Russia's Manipulation of Germany's Refugee Problem
The Kremlin and the Russian media are using Europe's refugee crisis to sow further divisions in the EU and weaken Angela Merkel.
Russia's propaganda machine-which went full blast against members of the Ukrainian government during the Ukraine crisis, labeling them fascists and anti-Semites-is in full swing again. This time, the target is Germany, once considered Russia's closest ally in Europe.
Ever since Chancellor Angela Merkel declared her intention to allow refugees from Syria to enter Germany, the Russian media have been reporting every twist and turn of the opposition that is building up in her conservative bloc and among sections of the German public to her open-door refugee policy.
But in recent days, the Russian state media, joined by none other than Sergey Lavrov, the Russian foreign minister, have taken a different turn. They are tapping into Germany's community of 1.2 million ethnic Russians to criticize Merkel's policies and boost those who are unequivocally against Germany taking in refugees. The community is known for its conservative if not xenophobic views, as witnessed during demonstrations by Germany's anti-Islam Pegida movement, in which ethnic Russians participate.

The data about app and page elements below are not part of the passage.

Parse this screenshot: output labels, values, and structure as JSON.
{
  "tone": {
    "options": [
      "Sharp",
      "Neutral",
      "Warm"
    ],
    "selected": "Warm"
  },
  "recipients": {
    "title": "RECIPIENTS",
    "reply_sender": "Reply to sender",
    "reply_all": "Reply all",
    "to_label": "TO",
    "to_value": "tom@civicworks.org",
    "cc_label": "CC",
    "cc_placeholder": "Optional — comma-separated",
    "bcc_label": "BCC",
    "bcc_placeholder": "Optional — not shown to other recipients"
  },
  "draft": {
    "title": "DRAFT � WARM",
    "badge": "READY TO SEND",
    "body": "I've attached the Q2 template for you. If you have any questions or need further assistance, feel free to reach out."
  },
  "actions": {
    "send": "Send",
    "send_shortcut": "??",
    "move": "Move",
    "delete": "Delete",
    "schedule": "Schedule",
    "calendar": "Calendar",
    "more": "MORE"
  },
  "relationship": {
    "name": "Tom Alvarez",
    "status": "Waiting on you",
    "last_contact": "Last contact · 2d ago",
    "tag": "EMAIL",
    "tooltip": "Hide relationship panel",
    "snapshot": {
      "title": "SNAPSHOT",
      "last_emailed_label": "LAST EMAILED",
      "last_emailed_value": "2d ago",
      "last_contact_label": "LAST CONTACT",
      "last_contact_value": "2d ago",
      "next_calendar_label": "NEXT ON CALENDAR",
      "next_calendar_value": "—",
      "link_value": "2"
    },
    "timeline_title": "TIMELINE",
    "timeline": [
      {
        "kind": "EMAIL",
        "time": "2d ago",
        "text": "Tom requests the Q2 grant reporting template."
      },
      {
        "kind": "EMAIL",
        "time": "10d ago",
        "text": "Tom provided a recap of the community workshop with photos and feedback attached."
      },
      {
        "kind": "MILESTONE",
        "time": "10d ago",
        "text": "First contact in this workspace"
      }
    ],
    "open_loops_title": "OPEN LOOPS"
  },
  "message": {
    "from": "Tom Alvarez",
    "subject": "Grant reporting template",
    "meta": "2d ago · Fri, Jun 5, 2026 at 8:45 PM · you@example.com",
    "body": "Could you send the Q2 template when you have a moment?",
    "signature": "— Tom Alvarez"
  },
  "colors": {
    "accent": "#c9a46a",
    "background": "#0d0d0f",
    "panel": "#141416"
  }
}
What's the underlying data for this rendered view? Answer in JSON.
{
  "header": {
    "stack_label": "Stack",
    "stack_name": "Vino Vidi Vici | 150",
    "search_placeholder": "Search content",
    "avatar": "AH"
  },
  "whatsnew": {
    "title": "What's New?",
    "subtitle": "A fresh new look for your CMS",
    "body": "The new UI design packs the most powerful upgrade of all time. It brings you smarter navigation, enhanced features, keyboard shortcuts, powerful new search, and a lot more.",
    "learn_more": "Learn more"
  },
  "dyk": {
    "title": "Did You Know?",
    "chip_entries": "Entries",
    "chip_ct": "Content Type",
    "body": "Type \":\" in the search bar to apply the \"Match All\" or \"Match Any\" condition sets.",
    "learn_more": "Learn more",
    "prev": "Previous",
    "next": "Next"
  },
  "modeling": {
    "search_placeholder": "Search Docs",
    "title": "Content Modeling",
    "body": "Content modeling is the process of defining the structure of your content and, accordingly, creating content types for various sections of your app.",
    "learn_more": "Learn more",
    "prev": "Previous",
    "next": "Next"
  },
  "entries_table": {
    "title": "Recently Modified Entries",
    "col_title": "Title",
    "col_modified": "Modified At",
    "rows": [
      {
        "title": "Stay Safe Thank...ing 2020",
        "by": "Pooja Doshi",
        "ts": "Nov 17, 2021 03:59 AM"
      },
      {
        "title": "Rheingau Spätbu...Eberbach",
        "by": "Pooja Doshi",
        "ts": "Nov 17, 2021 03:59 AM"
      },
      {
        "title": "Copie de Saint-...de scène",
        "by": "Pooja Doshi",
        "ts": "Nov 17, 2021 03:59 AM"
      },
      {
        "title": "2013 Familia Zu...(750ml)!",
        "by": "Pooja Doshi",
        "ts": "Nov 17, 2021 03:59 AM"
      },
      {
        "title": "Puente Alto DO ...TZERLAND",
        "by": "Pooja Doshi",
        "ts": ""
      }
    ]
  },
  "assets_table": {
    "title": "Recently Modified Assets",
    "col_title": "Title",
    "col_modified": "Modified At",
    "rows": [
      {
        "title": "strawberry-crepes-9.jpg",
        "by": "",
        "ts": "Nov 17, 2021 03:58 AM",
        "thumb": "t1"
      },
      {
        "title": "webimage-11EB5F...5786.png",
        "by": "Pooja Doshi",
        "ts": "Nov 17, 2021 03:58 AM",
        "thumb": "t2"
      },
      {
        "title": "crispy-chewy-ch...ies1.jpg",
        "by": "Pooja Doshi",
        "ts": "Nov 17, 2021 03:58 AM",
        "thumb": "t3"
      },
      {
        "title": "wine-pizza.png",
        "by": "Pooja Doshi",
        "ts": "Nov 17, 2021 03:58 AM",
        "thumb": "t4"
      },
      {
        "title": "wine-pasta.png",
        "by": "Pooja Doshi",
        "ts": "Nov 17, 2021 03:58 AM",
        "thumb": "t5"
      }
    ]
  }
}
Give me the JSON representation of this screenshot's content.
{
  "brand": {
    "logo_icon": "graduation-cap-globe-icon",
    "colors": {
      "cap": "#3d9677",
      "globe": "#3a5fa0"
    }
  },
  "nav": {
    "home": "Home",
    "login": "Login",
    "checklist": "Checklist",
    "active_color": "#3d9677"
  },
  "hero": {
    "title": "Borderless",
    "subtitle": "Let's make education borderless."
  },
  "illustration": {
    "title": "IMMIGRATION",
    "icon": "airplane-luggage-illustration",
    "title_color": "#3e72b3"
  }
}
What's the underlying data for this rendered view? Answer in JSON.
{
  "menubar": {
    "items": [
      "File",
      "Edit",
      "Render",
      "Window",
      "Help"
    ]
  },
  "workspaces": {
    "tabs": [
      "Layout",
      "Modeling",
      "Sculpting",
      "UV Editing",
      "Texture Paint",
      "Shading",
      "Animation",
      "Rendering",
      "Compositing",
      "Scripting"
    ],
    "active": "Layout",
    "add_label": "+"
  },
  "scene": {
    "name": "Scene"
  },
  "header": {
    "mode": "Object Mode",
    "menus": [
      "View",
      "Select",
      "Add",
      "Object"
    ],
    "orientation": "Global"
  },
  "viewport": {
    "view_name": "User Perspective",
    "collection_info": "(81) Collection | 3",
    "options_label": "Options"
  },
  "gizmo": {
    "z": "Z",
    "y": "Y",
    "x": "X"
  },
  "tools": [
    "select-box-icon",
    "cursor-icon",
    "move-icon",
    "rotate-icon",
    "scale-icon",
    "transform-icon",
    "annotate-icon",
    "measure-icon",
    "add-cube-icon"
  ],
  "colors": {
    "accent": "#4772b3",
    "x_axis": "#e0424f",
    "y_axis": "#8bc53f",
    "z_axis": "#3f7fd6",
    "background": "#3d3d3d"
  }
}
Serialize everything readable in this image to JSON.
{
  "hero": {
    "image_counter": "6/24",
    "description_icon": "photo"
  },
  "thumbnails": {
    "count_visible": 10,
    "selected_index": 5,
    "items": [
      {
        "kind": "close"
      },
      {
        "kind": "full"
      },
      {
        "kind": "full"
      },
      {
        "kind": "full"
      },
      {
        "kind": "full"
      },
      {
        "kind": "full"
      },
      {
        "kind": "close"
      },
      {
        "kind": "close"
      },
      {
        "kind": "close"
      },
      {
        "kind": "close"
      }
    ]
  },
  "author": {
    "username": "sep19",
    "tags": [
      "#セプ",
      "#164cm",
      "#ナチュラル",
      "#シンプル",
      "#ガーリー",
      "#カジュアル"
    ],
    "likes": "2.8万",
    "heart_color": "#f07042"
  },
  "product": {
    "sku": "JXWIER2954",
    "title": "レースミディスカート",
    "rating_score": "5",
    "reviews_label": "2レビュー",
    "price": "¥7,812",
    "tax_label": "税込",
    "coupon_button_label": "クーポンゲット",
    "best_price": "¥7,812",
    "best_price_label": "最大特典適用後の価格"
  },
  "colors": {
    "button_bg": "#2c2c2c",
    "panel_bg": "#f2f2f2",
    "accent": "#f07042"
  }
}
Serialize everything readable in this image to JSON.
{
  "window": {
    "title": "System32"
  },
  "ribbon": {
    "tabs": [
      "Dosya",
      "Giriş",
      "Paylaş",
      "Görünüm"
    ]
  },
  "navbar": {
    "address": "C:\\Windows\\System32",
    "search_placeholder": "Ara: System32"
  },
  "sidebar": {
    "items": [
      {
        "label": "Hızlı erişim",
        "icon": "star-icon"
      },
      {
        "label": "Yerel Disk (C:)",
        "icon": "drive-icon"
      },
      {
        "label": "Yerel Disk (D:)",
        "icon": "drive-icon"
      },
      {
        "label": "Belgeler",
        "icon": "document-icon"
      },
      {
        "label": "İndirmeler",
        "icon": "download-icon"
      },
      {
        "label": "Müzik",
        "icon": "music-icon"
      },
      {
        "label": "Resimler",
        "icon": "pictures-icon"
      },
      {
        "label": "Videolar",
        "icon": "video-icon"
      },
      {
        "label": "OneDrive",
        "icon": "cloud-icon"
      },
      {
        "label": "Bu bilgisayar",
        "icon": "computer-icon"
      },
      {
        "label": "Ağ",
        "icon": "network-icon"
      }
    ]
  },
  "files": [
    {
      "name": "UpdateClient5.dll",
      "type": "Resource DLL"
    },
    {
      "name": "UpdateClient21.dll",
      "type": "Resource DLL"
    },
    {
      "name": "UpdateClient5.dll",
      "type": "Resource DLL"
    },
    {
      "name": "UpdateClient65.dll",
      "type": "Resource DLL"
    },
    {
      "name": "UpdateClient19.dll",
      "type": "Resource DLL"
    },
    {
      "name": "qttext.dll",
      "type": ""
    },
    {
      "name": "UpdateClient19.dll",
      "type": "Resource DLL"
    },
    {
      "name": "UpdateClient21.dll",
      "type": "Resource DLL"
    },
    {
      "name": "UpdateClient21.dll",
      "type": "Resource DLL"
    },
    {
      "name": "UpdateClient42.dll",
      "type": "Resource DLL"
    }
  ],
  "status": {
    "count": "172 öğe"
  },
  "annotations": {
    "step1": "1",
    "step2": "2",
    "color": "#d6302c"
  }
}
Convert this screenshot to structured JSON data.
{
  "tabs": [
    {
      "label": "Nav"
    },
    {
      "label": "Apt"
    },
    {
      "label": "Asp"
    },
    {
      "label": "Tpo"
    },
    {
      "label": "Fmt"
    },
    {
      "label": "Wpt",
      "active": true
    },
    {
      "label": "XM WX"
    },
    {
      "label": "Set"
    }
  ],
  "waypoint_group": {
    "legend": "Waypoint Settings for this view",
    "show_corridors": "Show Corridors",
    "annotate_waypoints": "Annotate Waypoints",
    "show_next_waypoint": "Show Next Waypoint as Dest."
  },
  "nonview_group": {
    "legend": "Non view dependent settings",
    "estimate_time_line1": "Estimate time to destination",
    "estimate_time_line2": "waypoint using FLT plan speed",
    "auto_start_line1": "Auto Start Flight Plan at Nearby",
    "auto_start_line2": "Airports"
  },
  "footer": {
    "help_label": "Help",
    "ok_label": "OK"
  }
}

Now, Russia may be using Germany's Russian-speaking community to create further opposition to Merkel, similar to the way it tries to instrumentalize the ethnic Russian communities in the Baltic states. Merkel is an easy target, certainly for many Russians living in Germany and for Russians back home. To the surprise and annoyance of the Kremlin, Merkel has managed to keep the EU united over maintaining sanctions on Russia after it annexed Crimea in March 2014 and subsequently invaded eastern Ukraine.
But Russian President Vladimir Putin can take solace over how the refugee crisis has divided and weakened Europe and, day by day, is making life more difficult for Merkel.
That may explain why the Russian media have homed in on the case of Lisa, the thirteen-year-old daughter of a Russian immigrant family. Ivan Blagoy, a correspondent for Russia's state-run First Channel TV, reported that the girl had disappeared for thirty hours and had been raped by "southern-looking" asylum seekers. His report went viral on Facebook.
Ethnic Russians recently held demonstrations in several German cities. Over 700 gathered outside the Chancellery on January 24 holding up placards demanding protection for their daughters. They accused the police of a cover-up and of political correctness in dealing with the refugees, a repeat of what was leveled against the police during New Year's celebrations in Cologne and other German cities, where gangs of North African men sexually assaulted women.
The Berlin police said the girl was neither abducted nor raped. The details are still vague. Blagoy has been reported to the police for incitement.
That didn't stop Lavrov from wading in. "It is clear that Lisa did not exactly decide voluntarily to disappear for 30 hours," Lavrov said during a news conference in Moscow on January 26. Then, challenging the integrity of Germany's police and investigation authorities, he added: "I hope these issues do not get swept under the rug, repeating the situation when a Russian girl's disappearance in Germany was hushed up. . . . Truth and justice must prevail here."
This hit a raw nerve in the German Chancellery, the foreign ministry, and the government. Steffen Seibert, the government spokesman, said there was "no reason, in fact it is even impermissible, to make political use of this case."
Frank-Walter Steinmeier, the German foreign minister, was unusually critical of his Russian counterpart. The case should not be used "for political propaganda, and to inflame and influence what is already a difficult debate about migration within Germany," he said.
Norbert Röttgen, the chairman of the parliament's Foreign Affairs Committee, was even more critical. "Manipulation and untruths are common methods in the propaganda used by the Russian leadership," he said. "The case shows that domestic questions of power in Russia appear to be more important than relations with other countries."
But it's more than that. It's about Russia using propaganda to weaken the EU's common positions and therefore the union itself. There have been numerous reports of how Russia has been financing far-right movements or parties that are Euroskeptic and that challenge Europe's basic values of human rights, dignity, and media freedom.
Lavrov denied that Russia wanted to see a weakened EU. "We are not interested in seeing the EU weakened or split," he said at the news conference. "We are interested in a united and strong European Union, a partner to work with comfortably on economic issues and other matters," he added. Now that's news.